__Work to be completed__: Among the entries below, which lines include the string "image"? Show each one.

------------------------------------------------

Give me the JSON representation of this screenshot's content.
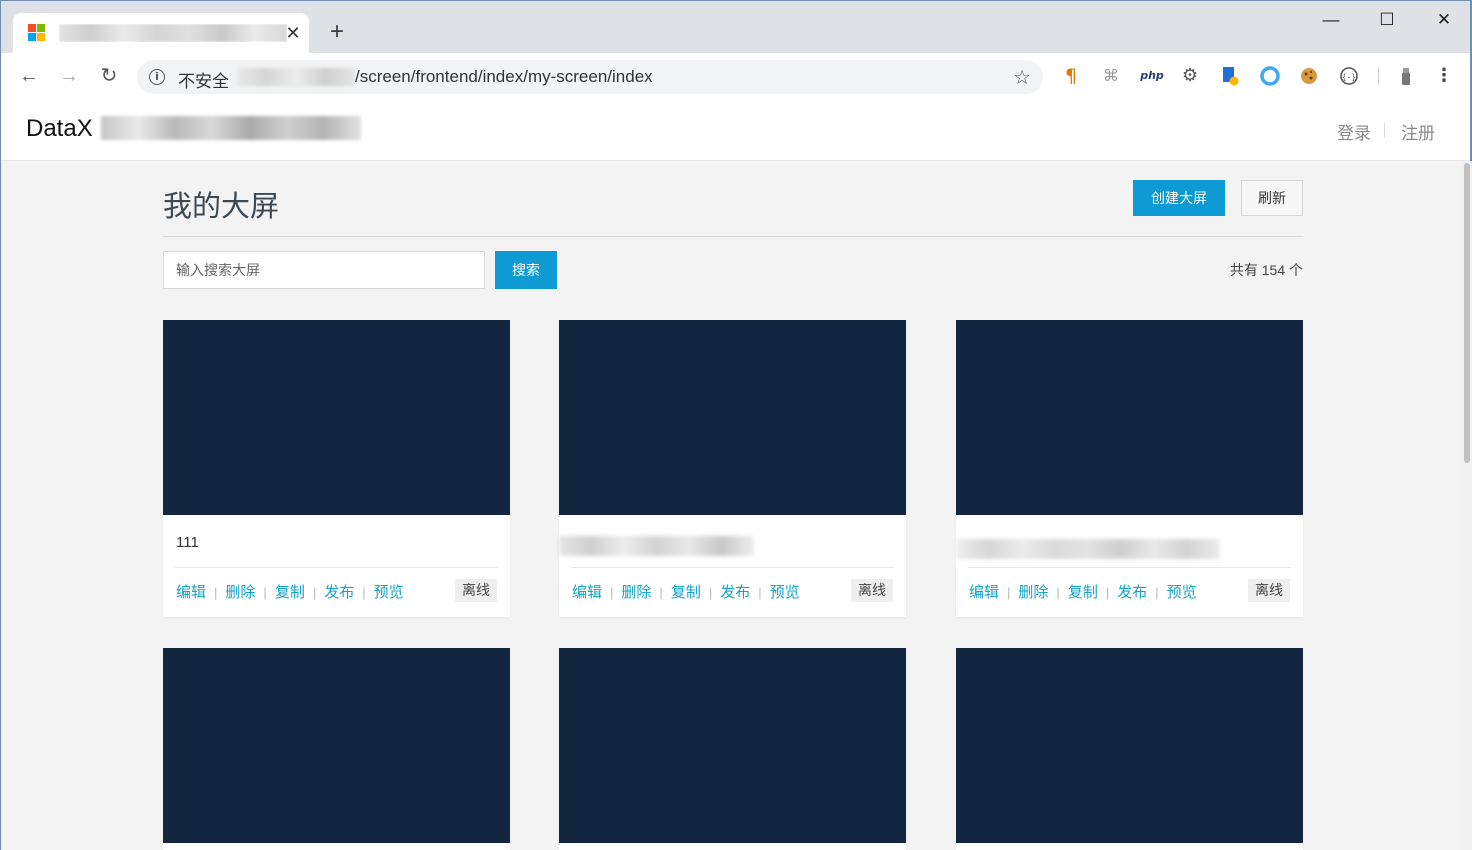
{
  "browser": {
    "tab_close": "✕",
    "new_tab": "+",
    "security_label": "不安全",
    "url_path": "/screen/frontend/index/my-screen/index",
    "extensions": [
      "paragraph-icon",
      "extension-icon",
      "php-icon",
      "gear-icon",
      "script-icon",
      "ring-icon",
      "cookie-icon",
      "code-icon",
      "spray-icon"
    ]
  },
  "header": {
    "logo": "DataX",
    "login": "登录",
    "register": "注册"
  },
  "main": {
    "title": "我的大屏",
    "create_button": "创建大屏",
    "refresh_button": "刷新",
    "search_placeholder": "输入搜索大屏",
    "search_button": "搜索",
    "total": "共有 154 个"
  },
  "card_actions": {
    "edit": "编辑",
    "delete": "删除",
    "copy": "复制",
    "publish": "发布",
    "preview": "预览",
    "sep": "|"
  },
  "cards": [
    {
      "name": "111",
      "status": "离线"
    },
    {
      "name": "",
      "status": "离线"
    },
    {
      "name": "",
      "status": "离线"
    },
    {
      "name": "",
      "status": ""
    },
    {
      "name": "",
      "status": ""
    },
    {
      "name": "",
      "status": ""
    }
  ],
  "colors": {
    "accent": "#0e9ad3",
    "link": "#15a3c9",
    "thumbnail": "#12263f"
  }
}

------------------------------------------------

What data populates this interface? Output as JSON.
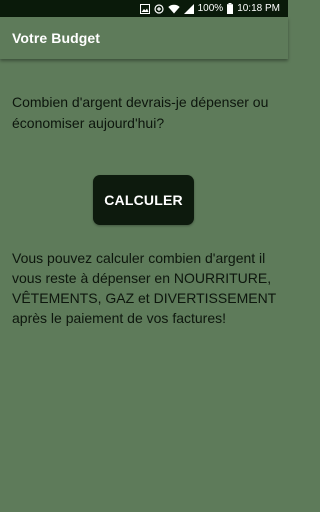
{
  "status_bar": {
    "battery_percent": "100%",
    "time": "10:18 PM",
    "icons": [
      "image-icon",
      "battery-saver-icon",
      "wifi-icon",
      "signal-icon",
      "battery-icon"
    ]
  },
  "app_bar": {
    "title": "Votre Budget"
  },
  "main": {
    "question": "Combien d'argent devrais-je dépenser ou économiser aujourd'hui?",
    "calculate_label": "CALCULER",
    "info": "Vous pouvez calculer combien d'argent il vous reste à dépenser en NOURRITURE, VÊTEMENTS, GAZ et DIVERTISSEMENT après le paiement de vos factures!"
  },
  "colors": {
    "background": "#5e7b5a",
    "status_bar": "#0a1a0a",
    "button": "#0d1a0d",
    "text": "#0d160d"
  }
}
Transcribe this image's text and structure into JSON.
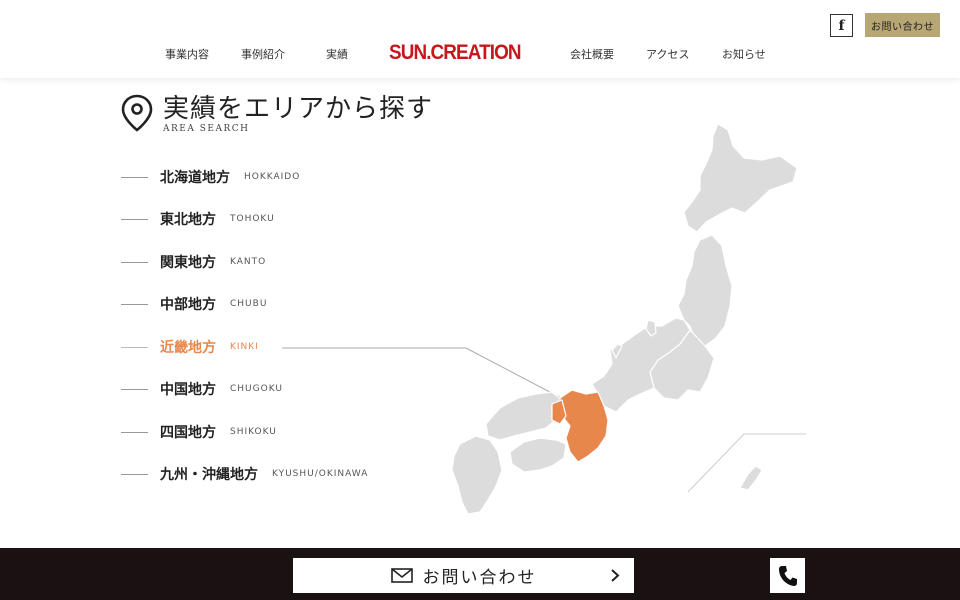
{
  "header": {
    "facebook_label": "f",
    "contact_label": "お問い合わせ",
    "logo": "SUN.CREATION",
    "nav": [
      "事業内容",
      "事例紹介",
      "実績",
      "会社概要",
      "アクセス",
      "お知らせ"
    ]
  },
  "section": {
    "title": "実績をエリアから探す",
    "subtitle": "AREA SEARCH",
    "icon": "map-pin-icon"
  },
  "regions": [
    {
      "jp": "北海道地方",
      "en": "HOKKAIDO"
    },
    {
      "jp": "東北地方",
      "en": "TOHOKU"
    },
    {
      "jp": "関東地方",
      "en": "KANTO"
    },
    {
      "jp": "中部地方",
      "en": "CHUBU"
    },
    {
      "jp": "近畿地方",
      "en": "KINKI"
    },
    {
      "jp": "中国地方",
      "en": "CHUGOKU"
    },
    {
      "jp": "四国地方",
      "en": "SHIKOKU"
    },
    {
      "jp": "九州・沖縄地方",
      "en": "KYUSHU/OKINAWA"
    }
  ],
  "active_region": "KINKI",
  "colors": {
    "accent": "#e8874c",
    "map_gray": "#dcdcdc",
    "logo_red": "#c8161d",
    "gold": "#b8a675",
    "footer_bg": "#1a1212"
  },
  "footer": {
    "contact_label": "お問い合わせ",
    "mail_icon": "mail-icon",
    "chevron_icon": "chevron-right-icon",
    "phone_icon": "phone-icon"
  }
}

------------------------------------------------

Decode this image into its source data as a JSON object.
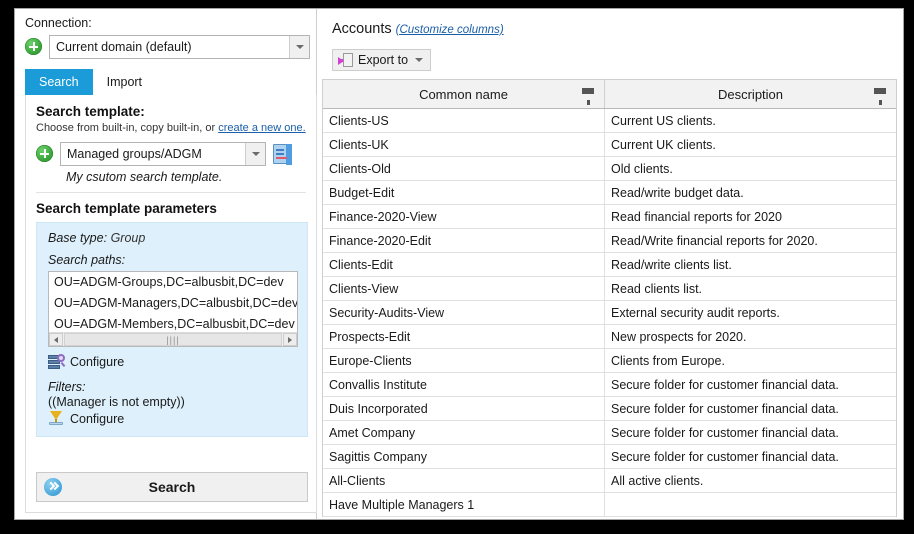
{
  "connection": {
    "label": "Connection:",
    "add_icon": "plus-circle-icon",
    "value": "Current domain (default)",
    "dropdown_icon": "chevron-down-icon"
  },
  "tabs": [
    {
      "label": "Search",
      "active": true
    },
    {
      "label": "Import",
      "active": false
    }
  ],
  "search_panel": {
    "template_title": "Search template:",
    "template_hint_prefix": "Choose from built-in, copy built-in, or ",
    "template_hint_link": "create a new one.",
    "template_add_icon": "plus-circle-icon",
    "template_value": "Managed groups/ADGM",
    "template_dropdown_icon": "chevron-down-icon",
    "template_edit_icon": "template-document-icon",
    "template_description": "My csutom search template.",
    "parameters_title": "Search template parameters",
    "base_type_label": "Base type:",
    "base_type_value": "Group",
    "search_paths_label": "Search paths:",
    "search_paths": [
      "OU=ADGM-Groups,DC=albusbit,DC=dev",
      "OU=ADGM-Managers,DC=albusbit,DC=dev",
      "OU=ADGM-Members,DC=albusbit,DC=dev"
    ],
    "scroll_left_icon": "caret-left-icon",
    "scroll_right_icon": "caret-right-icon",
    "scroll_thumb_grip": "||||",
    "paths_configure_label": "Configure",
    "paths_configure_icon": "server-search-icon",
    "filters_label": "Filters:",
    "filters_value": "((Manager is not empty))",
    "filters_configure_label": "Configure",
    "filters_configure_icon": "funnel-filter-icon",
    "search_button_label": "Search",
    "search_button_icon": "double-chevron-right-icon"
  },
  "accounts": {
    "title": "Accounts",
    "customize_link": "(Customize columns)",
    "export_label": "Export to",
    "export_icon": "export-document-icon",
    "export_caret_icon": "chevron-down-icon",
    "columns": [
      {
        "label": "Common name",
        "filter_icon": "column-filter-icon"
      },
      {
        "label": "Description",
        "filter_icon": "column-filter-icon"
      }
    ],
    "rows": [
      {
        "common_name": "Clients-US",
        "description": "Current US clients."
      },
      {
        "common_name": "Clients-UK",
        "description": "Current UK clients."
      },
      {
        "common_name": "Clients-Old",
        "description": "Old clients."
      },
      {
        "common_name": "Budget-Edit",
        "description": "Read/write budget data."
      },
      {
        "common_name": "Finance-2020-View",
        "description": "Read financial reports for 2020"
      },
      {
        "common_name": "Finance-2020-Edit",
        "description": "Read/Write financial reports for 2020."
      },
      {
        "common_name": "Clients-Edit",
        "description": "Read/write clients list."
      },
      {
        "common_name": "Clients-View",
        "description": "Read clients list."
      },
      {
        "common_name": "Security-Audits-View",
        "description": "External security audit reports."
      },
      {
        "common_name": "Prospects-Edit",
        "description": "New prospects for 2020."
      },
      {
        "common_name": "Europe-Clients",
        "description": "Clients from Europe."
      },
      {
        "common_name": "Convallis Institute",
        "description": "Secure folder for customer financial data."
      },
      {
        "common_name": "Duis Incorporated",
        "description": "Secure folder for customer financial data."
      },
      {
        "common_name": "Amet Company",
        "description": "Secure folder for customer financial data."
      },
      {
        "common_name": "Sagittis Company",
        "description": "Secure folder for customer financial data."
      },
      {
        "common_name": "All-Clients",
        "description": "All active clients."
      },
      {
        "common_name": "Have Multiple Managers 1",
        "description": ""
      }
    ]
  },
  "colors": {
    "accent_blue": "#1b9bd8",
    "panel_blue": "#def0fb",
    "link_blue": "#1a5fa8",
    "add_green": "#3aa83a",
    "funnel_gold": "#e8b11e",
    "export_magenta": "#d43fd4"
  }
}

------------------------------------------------

__Answer space__:
      "image-icon",
Transcribe this image's text and structure into JSON.
Decode this image into its source data as a JSON object.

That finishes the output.